The purest solution for Czech Finance Minister Andrej Babiš (ANO) would be to stop his business activities and concentrate on politics, Prime Minister Bohuslav Sobotka said today reacting to the criticism of Babiš by Ingeborg Gräßle, from the European Parliament (EP).
Babiš, for his part, reacted by saying he does not run a business any more, but he would not sell Agrofert, his company comprising a number of firms.
Gräßle, member of the EP budgetary control committee, criticized businessman Babiš Thursday, claiming his firms have received 2.6 million euros from European funds and saying he should give up his firms as minister to avoid a conflict of interest.
Gräßle and other EP committee members arrived in the Czech Republic to check mistakes in the use of EU funds.
“From the point of view of purity, in order to avoid questions of a possible conflict of interest, it would definitely be simplest for Mr. Babiš to end his business activities and continue to focus on politics only,” Sobotka (Social Democrats, ČSSD) said at a press conference.
Babiš said Sobotka probably does not know what it means to run a business.
“I do not run a business; I own a 100 percent stake in Agrofert without running the business myself,” Babiš told the Czech News Agency (ČTK).
“I’ve terminated my business activities. Maybe the prime minister hasn’t noticed it. Maybe the prime minister does not even have a clue what it means to run a business, and this is where the controversy lies,” Babiš said.
He said he acts only for the benefit of the state.
Babiš said he does not want to be a politician forever, and that in his opinion he has done everything to avert controversies over his possible clashes of interest.
“If Mr. Babiš decides not to terminate his business activities, and they are relatively broad — starting with agriculture and ending with the media sphere — then he must naturally be very careful not to get into a conflict of interest,” Sobotka said.
He added Babiš should expect to be under media control.
Pavel Bělobrádek, the deputy prime minister who heads the third governing party Christian Democrats (KDU-ČSL), said he would not give advice to Babiš.
“I’d leave it up to Mr. Babiš to take an approach to the issue. I definitely do not plan to challenge him directly or indirectly in this connection,” Bělobrádek said.
A lot of other politicians, too, run businesses, as there are no legislative barriers to prevent it, Bělobrádek pointed out.
Babiš, reacting to Gräßle’s statement, told ČTK he is not considering abandoning his firms.
“I am accountable to my voters, not to Gräßle, who does not have the correct information. I observe the law on conflicts of interest,” Babiš said.
In reply to a journalist’s question, Sobotka returned to a recent criticism of the online server Echo24 by Babiš.
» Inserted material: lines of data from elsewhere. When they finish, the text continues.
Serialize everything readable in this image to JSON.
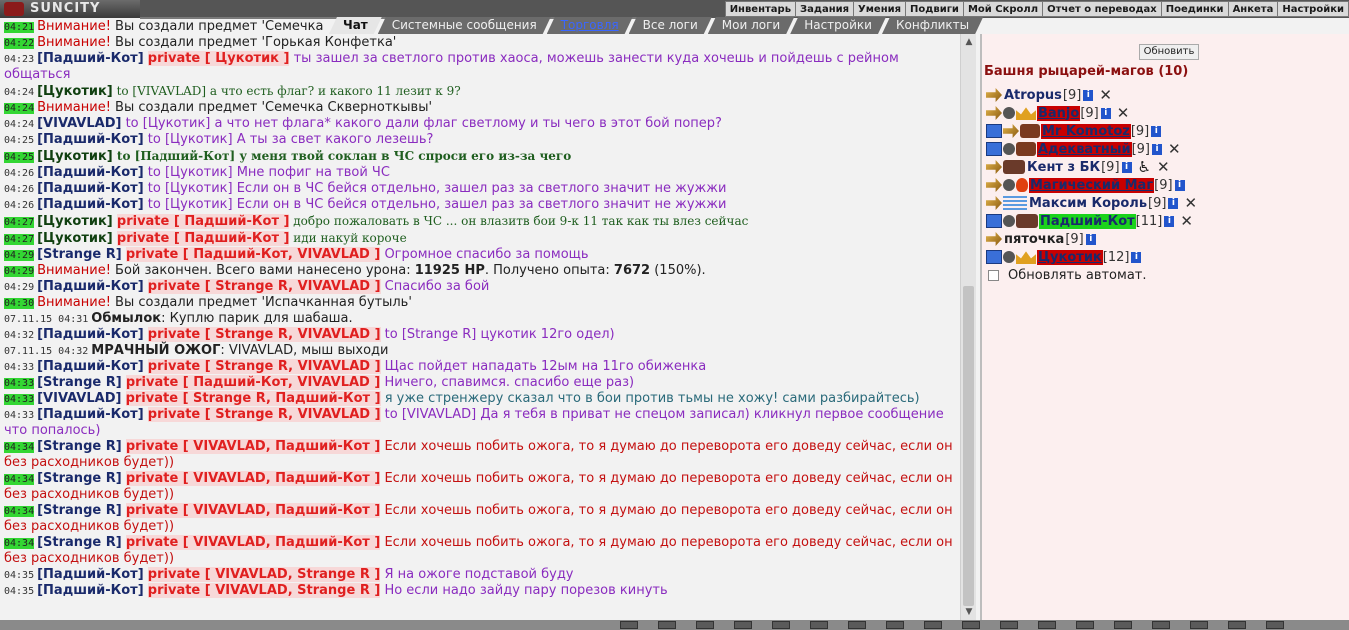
{
  "app": {
    "logo_text": "SUNCITY"
  },
  "top_nav": [
    "Инвентарь",
    "Задания",
    "Умения",
    "Подвиги",
    "Мой Скролл",
    "Отчет о переводах",
    "Поединки",
    "Анкета",
    "Настройки"
  ],
  "tabs": [
    {
      "label": "Чат",
      "active": true
    },
    {
      "label": "Системные сообщения",
      "active": false
    },
    {
      "label": "Торговля",
      "active": false
    },
    {
      "label": "Все логи",
      "active": false
    },
    {
      "label": "Мои логи",
      "active": false
    },
    {
      "label": "Настройки",
      "active": false
    },
    {
      "label": "Конфликты",
      "active": false
    }
  ],
  "chat": [
    {
      "time": "04:21",
      "hl": true,
      "kind": "sys",
      "warn": "Внимание!",
      "text": " Вы создали предмет 'Семечка"
    },
    {
      "time": "04:22",
      "hl": true,
      "kind": "sys",
      "warn": "Внимание!",
      "text": " Вы создали предмет 'Горькая Конфетка'"
    },
    {
      "time": "04:23",
      "hl": false,
      "kind": "msg",
      "nick": "[Падший-Кот]",
      "priv": "private [ Цукотик ]",
      "text": " ты зашел за светлого против хаоса, можешь занести куда хочешь и пойдешь с рейном общаться",
      "color": "purple"
    },
    {
      "time": "04:24",
      "hl": false,
      "kind": "msg",
      "nick": "[Цукотик]",
      "nick_green": true,
      "priv": "",
      "text": " to [VIVAVLAD] а что есть флаг? и какого 11 лезит к 9?",
      "color": "darkgreen"
    },
    {
      "time": "04:24",
      "hl": true,
      "kind": "sys",
      "warn": "Внимание!",
      "text": " Вы создали предмет 'Семечка Скверноткывы'"
    },
    {
      "time": "04:24",
      "hl": false,
      "kind": "msg",
      "nick": "[VIVAVLAD]",
      "priv": "",
      "text": " to [Цукотик] а что нет флага* какого дали флаг светлому и ты чего в этот бой попер?",
      "color": "purple"
    },
    {
      "time": "04:25",
      "hl": false,
      "kind": "msg",
      "nick": "[Падший-Кот]",
      "priv": "",
      "text": " to [Цукотик] А ты за свет какого лезешь?",
      "color": "purple"
    },
    {
      "time": "04:25",
      "hl": true,
      "kind": "msg",
      "nick": "[Цукотик]",
      "nick_green": true,
      "priv": "",
      "text": " to [Падший-Кот] у меня твой соклан в ЧС спроси его из-за чего",
      "color": "darkgreen",
      "bold_to": true
    },
    {
      "time": "04:26",
      "hl": false,
      "kind": "msg",
      "nick": "[Падший-Кот]",
      "priv": "",
      "text": " to [Цукотик] Мне пофиг на твой ЧС",
      "color": "purple"
    },
    {
      "time": "04:26",
      "hl": false,
      "kind": "msg",
      "nick": "[Падший-Кот]",
      "priv": "",
      "text": " to [Цукотик] Если он в ЧС бейся отдельно, зашел раз за светлого значит не жужжи",
      "color": "purple"
    },
    {
      "time": "04:26",
      "hl": false,
      "kind": "msg",
      "nick": "[Падший-Кот]",
      "priv": "",
      "text": " to [Цукотик] Если он в ЧС бейся отдельно, зашел раз за светлого значит не жужжи",
      "color": "purple"
    },
    {
      "time": "04:27",
      "hl": true,
      "kind": "msg",
      "nick": "[Цукотик]",
      "nick_green": true,
      "priv": "private [ Падший-Кот ]",
      "text": " добро пожаловать в ЧС ... он влазитв бои 9-к 11 так как ты влез сейчас",
      "color": "darkgreen"
    },
    {
      "time": "04:27",
      "hl": true,
      "kind": "msg",
      "nick": "[Цукотик]",
      "nick_green": true,
      "priv": "private [ Падший-Кот ]",
      "text": " иди накуй короче",
      "color": "darkgreen"
    },
    {
      "time": "04:29",
      "hl": true,
      "kind": "msg",
      "nick": "[Strange R]",
      "priv": "private [ Падший-Кот, VIVAVLAD ]",
      "text": " Огромное спасибо за помощь",
      "color": "purple"
    },
    {
      "time": "04:29",
      "hl": true,
      "kind": "battle",
      "warn": "Внимание!",
      "text1": " Бой закончен. Всего вами нанесено урона: ",
      "dmg": "11925 HP",
      "text2": ". Получено опыта: ",
      "exp": "7672",
      "text3": " (150%)."
    },
    {
      "time": "04:29",
      "hl": false,
      "kind": "msg",
      "nick": "[Падший-Кот]",
      "priv": "private [ Strange R, VIVAVLAD ]",
      "text": " Спасибо за бой",
      "color": "purple"
    },
    {
      "time": "04:30",
      "hl": true,
      "kind": "sys",
      "warn": "Внимание!",
      "text": " Вы создали предмет 'Испачканная бутыль'"
    },
    {
      "time": "07.11.15 04:31",
      "hl": false,
      "kind": "plain",
      "nick": "Обмылок",
      "text": ": Куплю парик для шабаша."
    },
    {
      "time": "04:32",
      "hl": false,
      "kind": "msg",
      "nick": "[Падший-Кот]",
      "priv": "private [ Strange R, VIVAVLAD ]",
      "text": " to [Strange R] цукотик 12го одел)",
      "color": "purple"
    },
    {
      "time": "07.11.15 04:32",
      "hl": false,
      "kind": "plain",
      "nick": "МРАЧНЫЙ ОЖОГ",
      "text": ": VIVAVLAD, мыш выходи"
    },
    {
      "time": "04:33",
      "hl": false,
      "kind": "msg",
      "nick": "[Падший-Кот]",
      "priv": "private [ Strange R, VIVAVLAD ]",
      "text": " Щас пойдет нападать 12ым на 11го обиженка",
      "color": "purple"
    },
    {
      "time": "04:33",
      "hl": true,
      "kind": "msg",
      "nick": "[Strange R]",
      "priv": "private [ Падший-Кот, VIVAVLAD ]",
      "text": " Ничего, спавимся. спасибо еще раз)",
      "color": "purple"
    },
    {
      "time": "04:33",
      "hl": true,
      "kind": "msg",
      "nick": "[VIVAVLAD]",
      "priv": "private [ Strange R, Падший-Кот ]",
      "text": " я уже стренжеру сказал что в бои против тьмы не хожу! сами разбирайтесь)",
      "color": "teal"
    },
    {
      "time": "04:33",
      "hl": false,
      "kind": "msg",
      "nick": "[Падший-Кот]",
      "priv": "private [ Strange R, VIVAVLAD ]",
      "text": " to [VIVAVLAD] Да я тебя в приват не спецом записал) кликнул первое сообщение что попалось)",
      "color": "purple"
    },
    {
      "time": "04:34",
      "hl": true,
      "kind": "msg",
      "nick": "[Strange R]",
      "priv": "private [ VIVAVLAD, Падший-Кот ]",
      "text": " Если хочешь побить ожога, то я думаю до переворота его доведу сейчас, если он без расходников будет))",
      "color": "red"
    },
    {
      "time": "04:34",
      "hl": true,
      "kind": "msg",
      "nick": "[Strange R]",
      "priv": "private [ VIVAVLAD, Падший-Кот ]",
      "text": " Если хочешь побить ожога, то я думаю до переворота его доведу сейчас, если он без расходников будет))",
      "color": "red"
    },
    {
      "time": "04:34",
      "hl": true,
      "kind": "msg",
      "nick": "[Strange R]",
      "priv": "private [ VIVAVLAD, Падший-Кот ]",
      "text": " Если хочешь побить ожога, то я думаю до переворота его доведу сейчас, если он без расходников будет))",
      "color": "red"
    },
    {
      "time": "04:34",
      "hl": true,
      "kind": "msg",
      "nick": "[Strange R]",
      "priv": "private [ VIVAVLAD, Падший-Кот ]",
      "text": " Если хочешь побить ожога, то я думаю до переворота его доведу сейчас, если он без расходников будет))",
      "color": "red"
    },
    {
      "time": "04:35",
      "hl": false,
      "kind": "msg",
      "nick": "[Падший-Кот]",
      "priv": "private [ VIVAVLAD, Strange R ]",
      "text": " Я на ожоге подставой буду",
      "color": "purple"
    },
    {
      "time": "04:35",
      "hl": false,
      "kind": "msg",
      "nick": "[Падший-Кот]",
      "priv": "private [ VIVAVLAD, Strange R ]",
      "text": " Но если надо зайду пару порезов кинуть",
      "color": "purple"
    }
  ],
  "panel": {
    "refresh_label": "Обновить",
    "room_title": "Башня рыцарей-магов (10)",
    "auto_refresh_label": "Обновлять автомат.",
    "users": [
      {
        "name": "Atropus",
        "level": "[9]",
        "style": "plain",
        "icons": [
          "arrow"
        ],
        "x": true,
        "extra": ""
      },
      {
        "name": "Banjo",
        "level": "[9]",
        "style": "red",
        "icons": [
          "arrow",
          "gear",
          "crown"
        ],
        "x": true,
        "extra": ""
      },
      {
        "name": "Mr Komotoz",
        "level": "[9]",
        "style": "red",
        "icons": [
          "screen",
          "arrow",
          "badge"
        ],
        "x": false,
        "extra": ""
      },
      {
        "name": "Адекватный",
        "level": "[9]",
        "style": "red",
        "icons": [
          "screen",
          "gear",
          "badge"
        ],
        "x": true,
        "extra": ""
      },
      {
        "name": "Кент з БК",
        "level": "[9]",
        "style": "plain",
        "icons": [
          "arrow",
          "avatar"
        ],
        "x": true,
        "extra": "♿"
      },
      {
        "name": "Магический Маг",
        "level": "[9]",
        "style": "red",
        "icons": [
          "arrow",
          "gear",
          "fire"
        ],
        "x": false,
        "extra": ""
      },
      {
        "name": "Максим Король",
        "level": "[9]",
        "style": "plain",
        "icons": [
          "arrow",
          "wave"
        ],
        "x": true,
        "extra": ""
      },
      {
        "name": "Падший-Кот",
        "level": "[11]",
        "style": "green",
        "icons": [
          "screen",
          "gear",
          "avatar"
        ],
        "x": true,
        "extra": ""
      },
      {
        "name": "пяточка",
        "level": "[9]",
        "style": "plain_black",
        "icons": [
          "arrow"
        ],
        "x": false,
        "extra": ""
      },
      {
        "name": "Цукотик",
        "level": "[12]",
        "style": "red",
        "icons": [
          "screen",
          "gear",
          "crown"
        ],
        "x": false,
        "extra": ""
      }
    ]
  },
  "colors": {
    "accent_green": "#33d633",
    "private_red": "#e02020",
    "nick_blue": "#1a2a6b",
    "room_title": "#8b1010"
  }
}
“This was something that is by no means part of the government’s policy and just as the statements by [Justice] Minister Helena Válková about what was going on here during World War II, it is a problem of Mr. Babiš and of the ANO movement,” Sobotka said.
Válková, nominated to the government by ANO, told Echo24 recently that “nothing terrible” happened to the Czechs during World War II.
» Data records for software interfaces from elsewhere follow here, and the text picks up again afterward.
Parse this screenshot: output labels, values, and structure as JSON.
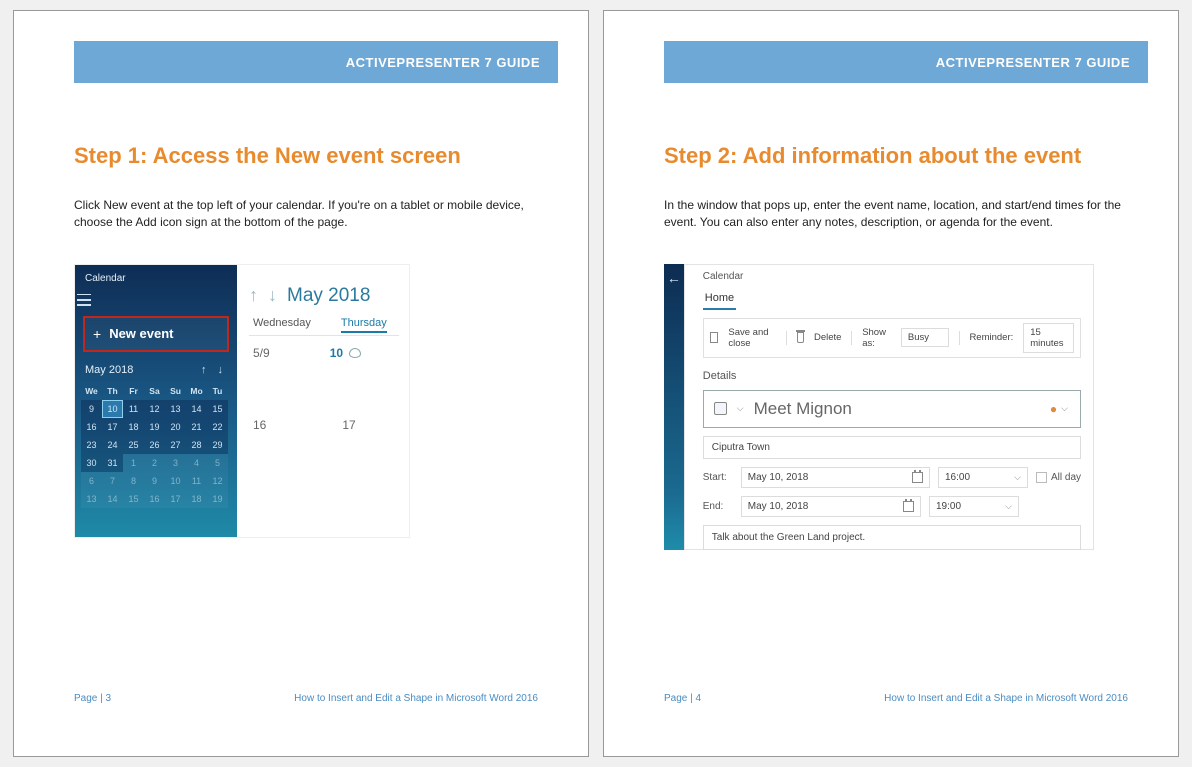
{
  "header_title": "ACTIVEPRESENTER 7 GUIDE",
  "footer_doc_title": "How to Insert and Edit a Shape in Microsoft Word 2016",
  "page1": {
    "number_label": "Page | 3",
    "step_title": "Step 1: Access the New event screen",
    "body": "Click New event at the top left of your calendar. If you're on a tablet or mobile device, choose the  Add icon sign at the bottom of the page.",
    "calendar": {
      "app_label": "Calendar",
      "new_event_label": "New event",
      "mini_month_label": "May 2018",
      "day_headers": [
        "We",
        "Th",
        "Fr",
        "Sa",
        "Su",
        "Mo",
        "Tu"
      ],
      "weeks": [
        [
          "9",
          "10",
          "11",
          "12",
          "13",
          "14",
          "15"
        ],
        [
          "16",
          "17",
          "18",
          "19",
          "20",
          "21",
          "22"
        ],
        [
          "23",
          "24",
          "25",
          "26",
          "27",
          "28",
          "29"
        ],
        [
          "30",
          "31",
          "1",
          "2",
          "3",
          "4",
          "5"
        ],
        [
          "6",
          "7",
          "8",
          "9",
          "10",
          "11",
          "12"
        ],
        [
          "13",
          "14",
          "15",
          "16",
          "17",
          "18",
          "19"
        ]
      ],
      "main_month_label": "May 2018",
      "main_day_labels": [
        "Wednesday",
        "Thursday"
      ],
      "main_dates_top": [
        "5/9",
        "10"
      ],
      "main_dates_bottom": [
        "16",
        "17"
      ]
    }
  },
  "page2": {
    "number_label": "Page | 4",
    "step_title": "Step 2: Add information about the event",
    "body": "In the window that pops up, enter the event name, location, and start/end times for the event. You can also enter any notes, description, or agenda for the event.",
    "form": {
      "app_label": "Calendar",
      "tab": "Home",
      "save_close": "Save and close",
      "delete": "Delete",
      "show_as_label": "Show as:",
      "show_as_value": "Busy",
      "reminder_label": "Reminder:",
      "reminder_value": "15 minutes",
      "details_label": "Details",
      "event_name": "Meet Mignon",
      "location": "Ciputra Town",
      "start_label": "Start:",
      "start_date": "May 10, 2018",
      "start_time": "16:00",
      "end_label": "End:",
      "end_date": "May 10, 2018",
      "end_time": "19:00",
      "all_day_label": "All day",
      "notes": "Talk about the Green Land project."
    }
  }
}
She later said in a press release she compared the situation with that in Poland and the Soviet Union and that she considers what happened in the Protectorate of Bohemia and Moravia inexcusable.